Along with the building of the imposing temples in the South under The Pallava and Chola rulers ( 4th to 12th A.D), the arts of music and dance received a great fillip. The tradition was kept alive by rulers , specifically, the Pandya, Nayak, and the Maratha, till the end of the nineteenth century. It was the institution of the great dance teachers known as Nattuvanars who preserved the ancient dance art from generation to generation.
About the 14th century A.D. we find that technical illustrations of dance movements were made in the Sarangapani temple at Kumbakonam and in the four magnificent gopurams of the Nataraja Temple in Chidambaram. Illustrations of the charis and the karanas are found in temples of Gangaikonda, Cholapuram, Kumbakonam, Madurai and Kancheepuram. The sculptural evidence can be supplemented amply by the Sastras, textual criticisms, historical chronicles and creative literature.
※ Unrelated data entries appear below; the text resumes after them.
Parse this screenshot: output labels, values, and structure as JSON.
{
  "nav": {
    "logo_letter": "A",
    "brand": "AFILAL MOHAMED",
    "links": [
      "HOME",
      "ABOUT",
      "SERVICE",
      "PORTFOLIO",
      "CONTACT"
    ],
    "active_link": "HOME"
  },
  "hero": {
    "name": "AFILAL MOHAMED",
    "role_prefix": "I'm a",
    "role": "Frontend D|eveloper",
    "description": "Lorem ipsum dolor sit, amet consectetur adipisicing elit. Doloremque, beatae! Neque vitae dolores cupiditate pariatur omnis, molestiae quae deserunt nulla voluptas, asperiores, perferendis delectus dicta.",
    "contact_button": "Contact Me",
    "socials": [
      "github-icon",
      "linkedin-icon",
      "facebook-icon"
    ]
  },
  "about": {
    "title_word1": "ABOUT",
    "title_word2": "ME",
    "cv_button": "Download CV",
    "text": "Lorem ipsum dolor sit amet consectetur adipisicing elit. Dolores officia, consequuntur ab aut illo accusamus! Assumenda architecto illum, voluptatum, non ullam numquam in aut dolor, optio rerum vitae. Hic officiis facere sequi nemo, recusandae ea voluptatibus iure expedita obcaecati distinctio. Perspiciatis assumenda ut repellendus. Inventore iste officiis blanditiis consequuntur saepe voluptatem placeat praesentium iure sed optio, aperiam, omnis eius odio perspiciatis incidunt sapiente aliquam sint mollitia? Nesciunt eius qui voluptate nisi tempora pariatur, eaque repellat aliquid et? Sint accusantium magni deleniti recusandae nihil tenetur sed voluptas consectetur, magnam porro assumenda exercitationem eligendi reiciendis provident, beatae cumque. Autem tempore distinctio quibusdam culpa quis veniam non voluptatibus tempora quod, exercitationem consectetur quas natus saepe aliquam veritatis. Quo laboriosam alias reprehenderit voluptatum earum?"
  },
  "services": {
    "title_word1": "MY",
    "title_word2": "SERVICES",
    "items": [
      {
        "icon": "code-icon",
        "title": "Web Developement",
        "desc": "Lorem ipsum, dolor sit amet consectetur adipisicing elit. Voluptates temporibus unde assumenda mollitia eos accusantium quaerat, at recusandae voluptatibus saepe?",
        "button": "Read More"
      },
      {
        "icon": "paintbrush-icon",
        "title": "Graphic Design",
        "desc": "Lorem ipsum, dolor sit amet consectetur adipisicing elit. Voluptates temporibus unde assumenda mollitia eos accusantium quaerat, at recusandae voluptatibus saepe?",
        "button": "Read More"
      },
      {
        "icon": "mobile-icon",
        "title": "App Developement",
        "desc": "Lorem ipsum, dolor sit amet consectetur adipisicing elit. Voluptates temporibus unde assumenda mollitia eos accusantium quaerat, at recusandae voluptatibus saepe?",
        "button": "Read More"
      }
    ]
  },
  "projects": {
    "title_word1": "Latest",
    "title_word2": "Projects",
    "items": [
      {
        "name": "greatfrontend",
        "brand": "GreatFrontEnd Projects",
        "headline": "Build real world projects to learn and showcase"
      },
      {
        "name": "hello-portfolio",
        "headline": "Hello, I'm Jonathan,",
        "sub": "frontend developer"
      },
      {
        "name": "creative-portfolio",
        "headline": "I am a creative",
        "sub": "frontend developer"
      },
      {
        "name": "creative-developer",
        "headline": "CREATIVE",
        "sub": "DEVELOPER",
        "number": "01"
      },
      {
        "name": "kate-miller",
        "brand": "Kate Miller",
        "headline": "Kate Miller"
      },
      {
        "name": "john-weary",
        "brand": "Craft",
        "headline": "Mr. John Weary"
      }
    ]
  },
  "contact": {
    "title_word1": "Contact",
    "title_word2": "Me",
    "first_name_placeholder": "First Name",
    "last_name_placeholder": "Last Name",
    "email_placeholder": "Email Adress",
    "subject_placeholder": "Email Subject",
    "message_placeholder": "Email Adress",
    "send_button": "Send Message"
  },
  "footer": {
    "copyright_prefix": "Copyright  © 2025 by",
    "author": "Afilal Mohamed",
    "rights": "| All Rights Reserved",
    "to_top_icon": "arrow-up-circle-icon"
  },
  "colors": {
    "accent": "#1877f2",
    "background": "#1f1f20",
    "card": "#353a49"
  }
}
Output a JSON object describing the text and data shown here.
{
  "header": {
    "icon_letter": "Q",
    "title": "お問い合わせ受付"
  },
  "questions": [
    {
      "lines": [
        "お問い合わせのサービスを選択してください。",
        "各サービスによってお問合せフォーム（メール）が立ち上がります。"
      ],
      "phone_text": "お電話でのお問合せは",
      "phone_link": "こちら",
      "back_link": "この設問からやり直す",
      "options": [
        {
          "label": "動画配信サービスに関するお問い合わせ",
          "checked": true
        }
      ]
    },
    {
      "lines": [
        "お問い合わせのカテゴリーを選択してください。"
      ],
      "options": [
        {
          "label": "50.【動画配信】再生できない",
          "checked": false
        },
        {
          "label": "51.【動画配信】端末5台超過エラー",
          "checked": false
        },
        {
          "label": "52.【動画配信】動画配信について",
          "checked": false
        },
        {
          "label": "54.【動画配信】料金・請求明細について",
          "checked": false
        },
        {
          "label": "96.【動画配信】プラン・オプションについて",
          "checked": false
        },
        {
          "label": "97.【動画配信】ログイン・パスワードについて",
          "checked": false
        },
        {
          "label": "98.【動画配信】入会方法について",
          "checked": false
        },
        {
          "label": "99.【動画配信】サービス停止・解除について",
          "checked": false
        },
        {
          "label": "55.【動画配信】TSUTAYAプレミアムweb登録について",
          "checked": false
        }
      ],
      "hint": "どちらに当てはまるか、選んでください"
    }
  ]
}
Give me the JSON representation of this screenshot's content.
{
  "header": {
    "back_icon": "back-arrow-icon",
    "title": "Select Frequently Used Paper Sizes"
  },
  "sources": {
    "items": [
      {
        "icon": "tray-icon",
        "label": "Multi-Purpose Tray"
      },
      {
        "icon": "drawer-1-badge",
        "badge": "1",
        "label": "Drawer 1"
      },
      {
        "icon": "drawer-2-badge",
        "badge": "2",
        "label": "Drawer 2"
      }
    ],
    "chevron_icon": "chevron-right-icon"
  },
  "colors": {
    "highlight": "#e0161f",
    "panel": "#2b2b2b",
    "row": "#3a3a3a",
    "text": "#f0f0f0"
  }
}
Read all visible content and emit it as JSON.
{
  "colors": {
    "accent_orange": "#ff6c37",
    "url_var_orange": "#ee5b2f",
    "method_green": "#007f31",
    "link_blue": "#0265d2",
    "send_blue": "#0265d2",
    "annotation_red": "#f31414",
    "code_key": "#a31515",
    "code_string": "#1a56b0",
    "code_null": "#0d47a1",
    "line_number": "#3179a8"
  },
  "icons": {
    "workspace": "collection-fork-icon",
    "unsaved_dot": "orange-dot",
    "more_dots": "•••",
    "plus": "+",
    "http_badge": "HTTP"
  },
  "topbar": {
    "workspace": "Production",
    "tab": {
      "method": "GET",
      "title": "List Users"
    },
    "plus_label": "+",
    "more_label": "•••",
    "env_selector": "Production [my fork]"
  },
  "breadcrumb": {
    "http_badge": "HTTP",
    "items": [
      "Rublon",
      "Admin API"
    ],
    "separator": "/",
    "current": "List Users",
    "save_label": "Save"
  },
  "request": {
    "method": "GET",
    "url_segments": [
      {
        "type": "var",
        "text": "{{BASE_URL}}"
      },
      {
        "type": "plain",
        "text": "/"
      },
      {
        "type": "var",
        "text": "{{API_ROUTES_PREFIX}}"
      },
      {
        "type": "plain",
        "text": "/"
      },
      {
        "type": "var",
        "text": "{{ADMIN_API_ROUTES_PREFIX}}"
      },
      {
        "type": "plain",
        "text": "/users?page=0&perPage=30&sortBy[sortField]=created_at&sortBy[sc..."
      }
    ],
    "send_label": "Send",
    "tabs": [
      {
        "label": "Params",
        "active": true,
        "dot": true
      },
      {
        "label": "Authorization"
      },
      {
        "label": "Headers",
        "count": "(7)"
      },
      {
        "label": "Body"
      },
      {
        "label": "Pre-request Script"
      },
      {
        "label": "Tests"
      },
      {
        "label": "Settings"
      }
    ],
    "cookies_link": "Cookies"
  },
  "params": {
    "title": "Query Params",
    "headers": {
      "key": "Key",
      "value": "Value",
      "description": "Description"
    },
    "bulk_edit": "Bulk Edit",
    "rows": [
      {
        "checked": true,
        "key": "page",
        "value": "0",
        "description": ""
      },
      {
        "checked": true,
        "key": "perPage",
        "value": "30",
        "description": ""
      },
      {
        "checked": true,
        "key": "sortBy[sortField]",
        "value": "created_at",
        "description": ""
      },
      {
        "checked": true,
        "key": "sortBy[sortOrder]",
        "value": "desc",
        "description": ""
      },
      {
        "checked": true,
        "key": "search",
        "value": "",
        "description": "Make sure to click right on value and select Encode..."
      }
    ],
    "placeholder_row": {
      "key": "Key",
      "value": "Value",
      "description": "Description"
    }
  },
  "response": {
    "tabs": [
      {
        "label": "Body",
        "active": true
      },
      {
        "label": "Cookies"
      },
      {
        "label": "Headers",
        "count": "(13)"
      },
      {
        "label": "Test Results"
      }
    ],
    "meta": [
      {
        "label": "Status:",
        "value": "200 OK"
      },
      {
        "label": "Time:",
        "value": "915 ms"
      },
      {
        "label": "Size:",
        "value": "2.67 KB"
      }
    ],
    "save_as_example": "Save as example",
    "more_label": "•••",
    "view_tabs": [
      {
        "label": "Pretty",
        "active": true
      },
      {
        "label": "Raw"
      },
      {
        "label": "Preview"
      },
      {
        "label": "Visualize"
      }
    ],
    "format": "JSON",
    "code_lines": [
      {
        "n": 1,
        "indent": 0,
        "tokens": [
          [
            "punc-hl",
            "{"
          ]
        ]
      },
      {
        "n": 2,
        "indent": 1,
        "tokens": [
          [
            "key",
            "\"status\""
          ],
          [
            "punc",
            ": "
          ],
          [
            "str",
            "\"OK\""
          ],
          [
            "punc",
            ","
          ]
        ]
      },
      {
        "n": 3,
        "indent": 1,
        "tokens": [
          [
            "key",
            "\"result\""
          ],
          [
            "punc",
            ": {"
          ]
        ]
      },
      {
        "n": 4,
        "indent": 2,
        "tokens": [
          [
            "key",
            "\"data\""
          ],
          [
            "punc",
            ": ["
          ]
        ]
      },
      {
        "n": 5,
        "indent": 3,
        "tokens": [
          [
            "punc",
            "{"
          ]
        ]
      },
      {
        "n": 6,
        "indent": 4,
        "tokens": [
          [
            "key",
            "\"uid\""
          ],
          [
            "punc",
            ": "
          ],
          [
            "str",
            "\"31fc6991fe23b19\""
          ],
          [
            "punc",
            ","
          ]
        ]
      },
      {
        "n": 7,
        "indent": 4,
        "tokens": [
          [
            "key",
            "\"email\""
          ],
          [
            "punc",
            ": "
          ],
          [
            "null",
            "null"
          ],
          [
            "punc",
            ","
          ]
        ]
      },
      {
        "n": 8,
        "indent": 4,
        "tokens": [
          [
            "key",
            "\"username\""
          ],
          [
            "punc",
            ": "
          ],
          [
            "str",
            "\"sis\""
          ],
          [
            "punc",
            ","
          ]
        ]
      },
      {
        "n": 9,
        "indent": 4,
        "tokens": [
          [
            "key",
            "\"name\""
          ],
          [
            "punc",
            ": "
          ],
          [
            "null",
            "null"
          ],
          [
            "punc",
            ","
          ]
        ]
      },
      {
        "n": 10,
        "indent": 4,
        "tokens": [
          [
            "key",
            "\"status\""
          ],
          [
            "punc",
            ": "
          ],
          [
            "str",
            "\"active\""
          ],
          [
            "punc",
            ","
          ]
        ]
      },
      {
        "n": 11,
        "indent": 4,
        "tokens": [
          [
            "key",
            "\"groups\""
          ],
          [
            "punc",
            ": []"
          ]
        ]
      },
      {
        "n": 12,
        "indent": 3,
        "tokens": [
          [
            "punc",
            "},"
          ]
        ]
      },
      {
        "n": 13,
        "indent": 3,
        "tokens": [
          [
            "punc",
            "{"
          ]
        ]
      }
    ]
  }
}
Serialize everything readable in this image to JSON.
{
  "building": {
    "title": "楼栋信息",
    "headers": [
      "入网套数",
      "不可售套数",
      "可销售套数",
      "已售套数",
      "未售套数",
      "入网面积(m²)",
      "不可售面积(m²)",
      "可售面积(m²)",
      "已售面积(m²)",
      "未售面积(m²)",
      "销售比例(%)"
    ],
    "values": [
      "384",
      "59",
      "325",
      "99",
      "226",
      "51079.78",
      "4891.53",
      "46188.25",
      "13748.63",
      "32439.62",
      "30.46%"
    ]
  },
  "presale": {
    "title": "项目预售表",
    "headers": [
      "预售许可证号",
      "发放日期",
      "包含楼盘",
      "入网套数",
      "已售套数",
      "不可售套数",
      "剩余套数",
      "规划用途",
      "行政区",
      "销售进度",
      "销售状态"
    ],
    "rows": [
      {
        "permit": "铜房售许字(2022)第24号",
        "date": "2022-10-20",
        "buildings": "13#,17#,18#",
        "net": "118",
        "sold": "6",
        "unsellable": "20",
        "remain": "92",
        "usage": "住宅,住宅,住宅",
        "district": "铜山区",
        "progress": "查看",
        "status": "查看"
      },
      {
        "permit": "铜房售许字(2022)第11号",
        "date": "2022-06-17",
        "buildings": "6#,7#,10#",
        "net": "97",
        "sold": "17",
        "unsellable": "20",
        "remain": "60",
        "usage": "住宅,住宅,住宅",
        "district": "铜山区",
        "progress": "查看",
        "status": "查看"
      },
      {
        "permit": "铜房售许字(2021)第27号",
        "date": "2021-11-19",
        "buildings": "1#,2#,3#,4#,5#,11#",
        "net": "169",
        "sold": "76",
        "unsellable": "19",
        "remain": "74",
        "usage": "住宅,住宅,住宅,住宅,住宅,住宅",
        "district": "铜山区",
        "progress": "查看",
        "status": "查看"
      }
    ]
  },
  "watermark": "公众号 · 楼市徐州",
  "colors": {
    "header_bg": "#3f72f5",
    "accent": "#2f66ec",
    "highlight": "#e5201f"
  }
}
Between the 14th and 17th centuries, there was much repetition of dance poses already sclupted in the three main temples mentioned above. From the creative literature in Tamil, Telugu and Kanada, one can easily conclude that the dance was a vigorous and living art. During the Maratha rule ( AD 1674 - 1854 ) over Thanjavur the art of Bharatha Natyam received considerable fillip. King Shahaji ( 1684 - 1711 ) wrote nearly five hundred padams ( short poetic compositions ). These marathi padams are found in the form of palm-leaf manuscripts in the Telugu script. These manuscripts are preserved in the Saraswati Mahal Library at Thanjavur. King Tulaja II ( 1763 - 87 ) wrote the Sangitasamrita which deals with adavus, the basic dance steps, is a landmark in the dance literature. During the reign of King Sarfoji II, the tradition of bharathanatyam received its definite shape from the Thanjavur Quartet Chinayya, Ponnayya, Vadivelu and Sivanandam, the four brothers who were disciples of the composer Muthuswami Dikshitar, one of the trinity of Carnatic music.
But the story is not complete without mentioning the contributions of the South Indian Saint poets and musicians. Bhakti or devotion, at its finest and purest, was infused into the the tradition by these poets. The literary content of Bharathanatyam was provided by them and their musical compositions determined the repertoire of Bharathanatyam. Between the period 1800 to 1920, bharatha natyam as a performing art took a back seat. The performances used to extensively take place during Vasanthotsavams (temple festivals)
In 1926, a young lawyer, E. Krishna Iyer played an important role in the ervival of Bharatha Natyam. He used to perform on various platforms by doning the attire of female bharatha natyam dancer to remove the stigma attached to the art. In 1927, E. Krishna Iyer organised the first All India Music Conference at Madras, during the session of the Indian National Congress and as an offshoot of the conference, the Music Academy was born in 1928. For a decade he worked as one of its secretaries. National spirit coupled with the freedom movement was responsible for the increase in the revival of performances at various places. Some of the exponents in those days were Pandanallur Jayalakshmi and Jeevaratnam, Dance Queen Balasaraswathi, Smt. Rukhmini Devi Arundale, disciples of Pandanallur Guru Meenakshisundaram Pillai, Ram Gopal, Mrinalini Sarabhai and others. Since then, till now, a host of legendary figures have contributed to the centuries old art - Bharatha natyam.